Four in five (86%) think it’s important to purchase food grown and processed in the U.S., however that can be a challenge for some. One in four (23%) respondents reported it is difficult to identify where fruit is grown when shopping in a grocery store.
Henry Bierlink, executive director of the Washington Red Raspberry Commission said, “The survey underscores the fact that many Americans may want to lean on frozen fruit to ensure they don’t end up with so much waste. Here in Washington state we’re growing 90 percent of the nation’s frozen red raspberries, and our farmers are pleased their fruit can provide people with nourishment year-round and at the highest quality.”

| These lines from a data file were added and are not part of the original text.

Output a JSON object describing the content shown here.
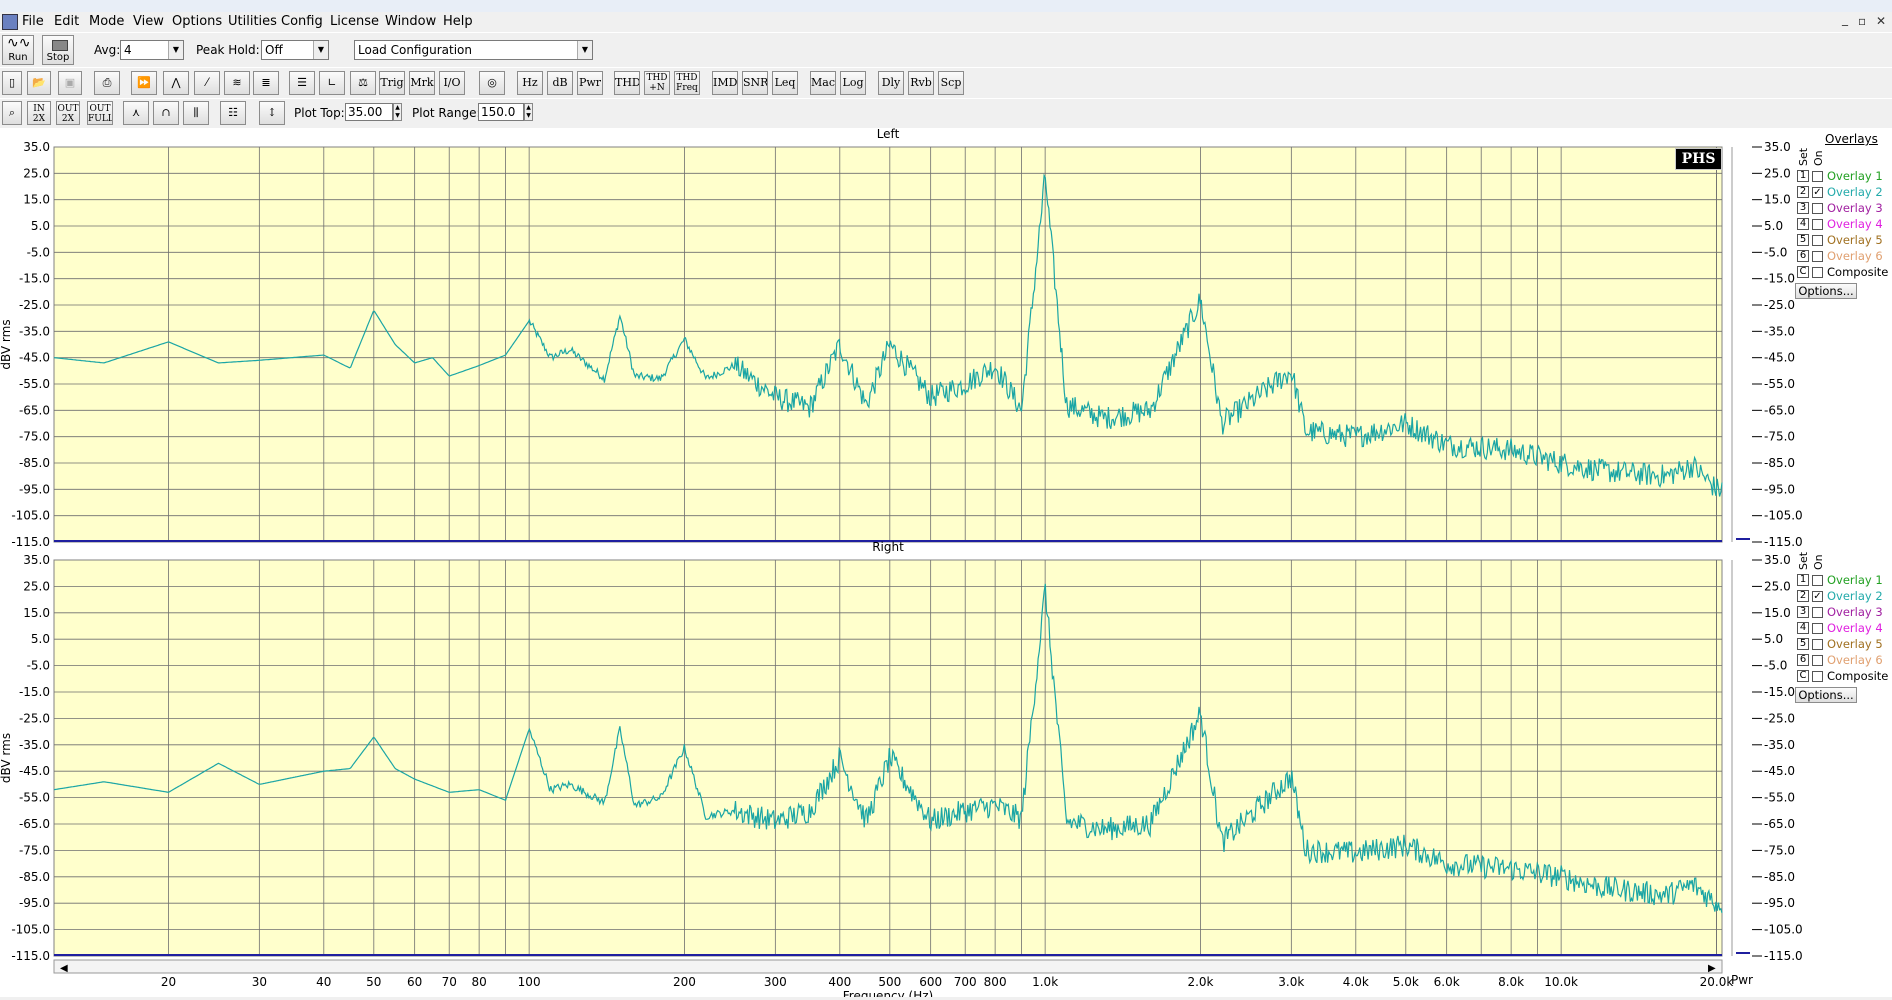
{
  "menu": [
    "File",
    "Edit",
    "Mode",
    "View",
    "Options",
    "Utilities",
    "Config",
    "License",
    "Window",
    "Help"
  ],
  "toolbar1": {
    "run_label": "Run",
    "stop_label": "Stop",
    "avg_label": "Avg:",
    "avg_value": "4",
    "peak_hold_label": "Peak Hold:",
    "peak_hold_value": "Off",
    "config_value": "Load Configuration"
  },
  "toolbar2": {
    "text_buttons": [
      "Trig",
      "Mrk",
      "I/O",
      "Hz",
      "dB",
      "Pwr",
      "THD",
      "THD +N",
      "THD Freq",
      "IMD",
      "SNR",
      "Leq",
      "Mac",
      "Log",
      "Dly",
      "Rvb",
      "Scp"
    ]
  },
  "toolbar3": {
    "zoom_labels": [
      "IN 2X",
      "OUT 2X",
      "OUT FULL"
    ],
    "plot_top_label": "Plot Top:",
    "plot_top_value": "35.00",
    "plot_range_label": "Plot Range:",
    "plot_range_value": "150.0"
  },
  "overlays": {
    "title": "Overlays",
    "set_label": "Set",
    "on_label": "On",
    "items": [
      {
        "num": "1",
        "label": "Overlay 1",
        "color": "#22a022",
        "checked": false
      },
      {
        "num": "2",
        "label": "Overlay 2",
        "color": "#22aaaa",
        "checked": true
      },
      {
        "num": "3",
        "label": "Overlay 3",
        "color": "#a01fa0",
        "checked": false
      },
      {
        "num": "4",
        "label": "Overlay 4",
        "color": "#e020e0",
        "checked": false
      },
      {
        "num": "5",
        "label": "Overlay 5",
        "color": "#a07020",
        "checked": false
      },
      {
        "num": "6",
        "label": "Overlay 6",
        "color": "#e0a070",
        "checked": false
      },
      {
        "num": "C",
        "label": "Composite",
        "color": "#000000",
        "checked": false
      }
    ],
    "options_label": "Options..."
  },
  "logo": "PHS",
  "pwr_label": "Pwr",
  "chart_data": [
    {
      "type": "line",
      "title": "Left",
      "ylabel": "dBV rms",
      "xlabel": "Frequency (Hz)",
      "ylim": [
        -115,
        35
      ],
      "xlim": [
        12,
        20500
      ],
      "xscale": "log",
      "grid": true,
      "yticks": [
        "35.0",
        "25.0",
        "15.0",
        "5.0",
        "-5.0",
        "-15.0",
        "-25.0",
        "-35.0",
        "-45.0",
        "-55.0",
        "-65.0",
        "-75.0",
        "-85.0",
        "-95.0",
        "-105.0",
        "-115.0"
      ],
      "series": [
        {
          "color": "#1aa5a5",
          "points": [
            [
              12,
              -45
            ],
            [
              15,
              -47
            ],
            [
              20,
              -39
            ],
            [
              25,
              -47
            ],
            [
              30,
              -46
            ],
            [
              40,
              -44
            ],
            [
              45,
              -49
            ],
            [
              50,
              -27
            ],
            [
              55,
              -40
            ],
            [
              60,
              -47
            ],
            [
              65,
              -45
            ],
            [
              70,
              -52
            ],
            [
              80,
              -48
            ],
            [
              90,
              -44
            ],
            [
              100,
              -31
            ],
            [
              110,
              -45
            ],
            [
              120,
              -42
            ],
            [
              140,
              -53
            ],
            [
              150,
              -29
            ],
            [
              160,
              -52
            ],
            [
              180,
              -53
            ],
            [
              200,
              -38
            ],
            [
              220,
              -53
            ],
            [
              250,
              -48
            ],
            [
              300,
              -60
            ],
            [
              350,
              -64
            ],
            [
              400,
              -40
            ],
            [
              450,
              -63
            ],
            [
              500,
              -40
            ],
            [
              600,
              -60
            ],
            [
              700,
              -55
            ],
            [
              800,
              -48
            ],
            [
              900,
              -65
            ],
            [
              1000,
              24
            ],
            [
              1100,
              -63
            ],
            [
              1300,
              -68
            ],
            [
              1600,
              -65
            ],
            [
              2000,
              -23
            ],
            [
              2200,
              -70
            ],
            [
              3000,
              -50
            ],
            [
              3200,
              -73
            ],
            [
              4000,
              -75
            ],
            [
              5000,
              -70
            ],
            [
              6000,
              -78
            ],
            [
              8000,
              -80
            ],
            [
              10000,
              -85
            ],
            [
              12000,
              -88
            ],
            [
              16000,
              -90
            ],
            [
              18000,
              -86
            ],
            [
              20000,
              -95
            ]
          ]
        }
      ]
    },
    {
      "type": "line",
      "title": "Right",
      "ylabel": "dBV rms",
      "xlabel": "Frequency (Hz)",
      "ylim": [
        -115,
        35
      ],
      "xlim": [
        12,
        20500
      ],
      "xscale": "log",
      "grid": true,
      "yticks": [
        "35.0",
        "25.0",
        "15.0",
        "5.0",
        "-5.0",
        "-15.0",
        "-25.0",
        "-35.0",
        "-45.0",
        "-55.0",
        "-65.0",
        "-75.0",
        "-85.0",
        "-95.0",
        "-105.0",
        "-115.0"
      ],
      "series": [
        {
          "color": "#1aa5a5",
          "points": [
            [
              12,
              -52
            ],
            [
              15,
              -49
            ],
            [
              20,
              -53
            ],
            [
              25,
              -42
            ],
            [
              30,
              -50
            ],
            [
              40,
              -45
            ],
            [
              45,
              -44
            ],
            [
              50,
              -32
            ],
            [
              55,
              -44
            ],
            [
              60,
              -48
            ],
            [
              70,
              -53
            ],
            [
              80,
              -52
            ],
            [
              90,
              -56
            ],
            [
              100,
              -29
            ],
            [
              110,
              -52
            ],
            [
              120,
              -50
            ],
            [
              140,
              -57
            ],
            [
              150,
              -29
            ],
            [
              160,
              -58
            ],
            [
              180,
              -55
            ],
            [
              200,
              -36
            ],
            [
              220,
              -62
            ],
            [
              250,
              -60
            ],
            [
              300,
              -64
            ],
            [
              350,
              -60
            ],
            [
              400,
              -40
            ],
            [
              450,
              -64
            ],
            [
              500,
              -40
            ],
            [
              600,
              -64
            ],
            [
              700,
              -60
            ],
            [
              800,
              -58
            ],
            [
              900,
              -63
            ],
            [
              1000,
              24
            ],
            [
              1100,
              -64
            ],
            [
              1300,
              -67
            ],
            [
              1600,
              -65
            ],
            [
              2000,
              -23
            ],
            [
              2200,
              -72
            ],
            [
              3000,
              -47
            ],
            [
              3200,
              -75
            ],
            [
              4000,
              -76
            ],
            [
              5000,
              -73
            ],
            [
              6000,
              -80
            ],
            [
              8000,
              -82
            ],
            [
              10000,
              -85
            ],
            [
              12000,
              -89
            ],
            [
              16000,
              -92
            ],
            [
              18000,
              -88
            ],
            [
              20000,
              -95
            ]
          ]
        }
      ]
    }
  ],
  "xticks": [
    {
      "f": 20,
      "label": "20"
    },
    {
      "f": 30,
      "label": "30"
    },
    {
      "f": 40,
      "label": "40"
    },
    {
      "f": 50,
      "label": "50"
    },
    {
      "f": 60,
      "label": "60"
    },
    {
      "f": 70,
      "label": "70"
    },
    {
      "f": 80,
      "label": "80"
    },
    {
      "f": 100,
      "label": "100"
    },
    {
      "f": 200,
      "label": "200"
    },
    {
      "f": 300,
      "label": "300"
    },
    {
      "f": 400,
      "label": "400"
    },
    {
      "f": 500,
      "label": "500"
    },
    {
      "f": 600,
      "label": "600"
    },
    {
      "f": 700,
      "label": "700"
    },
    {
      "f": 800,
      "label": "800"
    },
    {
      "f": 1000,
      "label": "1.0k"
    },
    {
      "f": 2000,
      "label": "2.0k"
    },
    {
      "f": 3000,
      "label": "3.0k"
    },
    {
      "f": 4000,
      "label": "4.0k"
    },
    {
      "f": 5000,
      "label": "5.0k"
    },
    {
      "f": 6000,
      "label": "6.0k"
    },
    {
      "f": 8000,
      "label": "8.0k"
    },
    {
      "f": 10000,
      "label": "10.0k"
    },
    {
      "f": 20000,
      "label": "20.0k"
    }
  ]
}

Beyond supporting local farmers, respondents connect quality to specific geographical regions.
Sixty-eight percent associate certain parts of the country with certain foods. Three in four admit to having higher expectations on food from one of these well-known regions, too.
The current pandemic likely has many Americans more aware of where their food is grown or raised. Yet, when it comes to raspberries, 89% of respondents didn’t recognize Washington as the country’s largest producer of frozen red raspberries.
Bierlink added, “What many people don’t realize is that frozen Washington Red Raspberries go straight from our farms to freezing within hours of being picked at the peak of ripeness, locking in nutritional value, flavor and quality. In fact, that’s happening right now as we’re in the midst of harvest. Of course, it’s great to see that respondents perceive raspberries as one of the top 10 healthiest fruits, because in fact raspberries have more fiber than any other berry with 6 grams per cup.”
REASONS PEOPLE DON’T GET ENOUGH FRUIT
- Not enough time 35%
- I forget 34%
- Too expensive 32%
- It always goes bad 29%
- I don’t like fruit 18%
PERCEIVED HEALTHIEST FRUITS ACCORDING TO RESPONDENTS
- Apple 32%
- Banana 31%
- Orange 26%
- Pear 17%
- Lemon 16%
- Blueberries 15%
- Avocado 14%
- Pineapple 12%
- Grapefruit 12%
- Raspberries 11%
- Strawberries 11%
- Pomegranates 10%
- Grapes 10%
- Cherries 8%
- Blackberries 8%
- Mango 8%
- Guava 6%